Even a plotter like me can find that the story we begin is not the story we finish. Stories wander. Characters take other directions. Some minor characters take over. The theme drifts as we find we don’t deliver on what we set up at all and yet we’re paying off some whole other idea.
None of this is a bad thing. This is all part of the story process and, actually, I find it is usually a very good thing. It means the story is taking on a life of its own. Whether it’s you as a writer or you have a writer working on it, there are new inspirations and ideas at work. All this will help the story fresh and exciting.
But at a certain point, the story has to be unified. You can’t let it stay one story at the beginning and another at the end. This is for many reasons but possibly the most important of all is that, for an ending to satisfy, the entire story needs to have been going there from the beginning, whether the audience realises it consciously or not.
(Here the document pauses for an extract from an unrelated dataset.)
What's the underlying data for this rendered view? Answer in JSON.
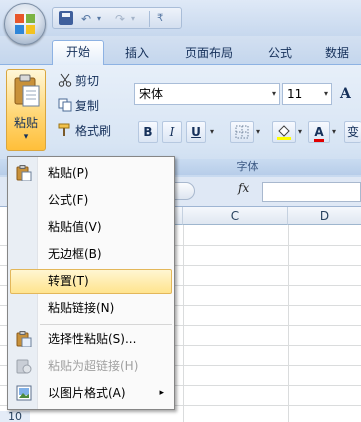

So you have to go back and see your story parts for what they are. You have to look at your themes, how your characters are working. And then you have some serious decisions to make – is the story you’re telling at the end better than the one you started with? If so, you go back and replot that beginning, always keeping in mind where it now has to go. If not, you need to keep the opening stuff that you love and keep your story on track as you get to a new ending that really delivers. Or you may end up with somewhere in between (although mixing two good ideas does not always lead to a great idea). Whatever you choose, you have some work to do.
This is easy in a short children’s TV episode. One thing I love about kids’ TV work is that it really isn’t a big deal to throw out huge chunks of your story. The damage done and amount you need to fix is never so much that you can’t be brave about changing story direction. A feature film, on the other hand? That’s hard. And I can’t imagine what it must be like to have to fix a novel in this scenario. When you’re dealing with a long story, my advice is to make a new bullet point outline of your story. Lots of screenwriters do this on cards and that works well. Whatever breakdown you began with, dump that and make one based on what you now actually have.
When you have identified the parts you need to fix, get rid of them. Remove them from your outline completely. Why? Because if you leave them and try instead to just amend them, you’ll do this half-assed because every fibre of your being will want to keep the older stuff. Get rid of them completely. Now you know where your gaps are.
With your new aims very clearly marked out – I would always have them in front of me (theme, character arcs and so on) – retell your story. Work through it, filling in the gaps in your outline bit by bit. If all goes well, this should actually be easier than the first time you told your story because you’ll have those clear aims.
When you have a new start to finish story, go back to your draft and delete all the same parts you deleted in your outline. Completely. Gone. Replace those big chunks with the notes from your new story outline. And now just write! Fill in the gaps.
When you hit your final draft, the story you begin must be the story you finish.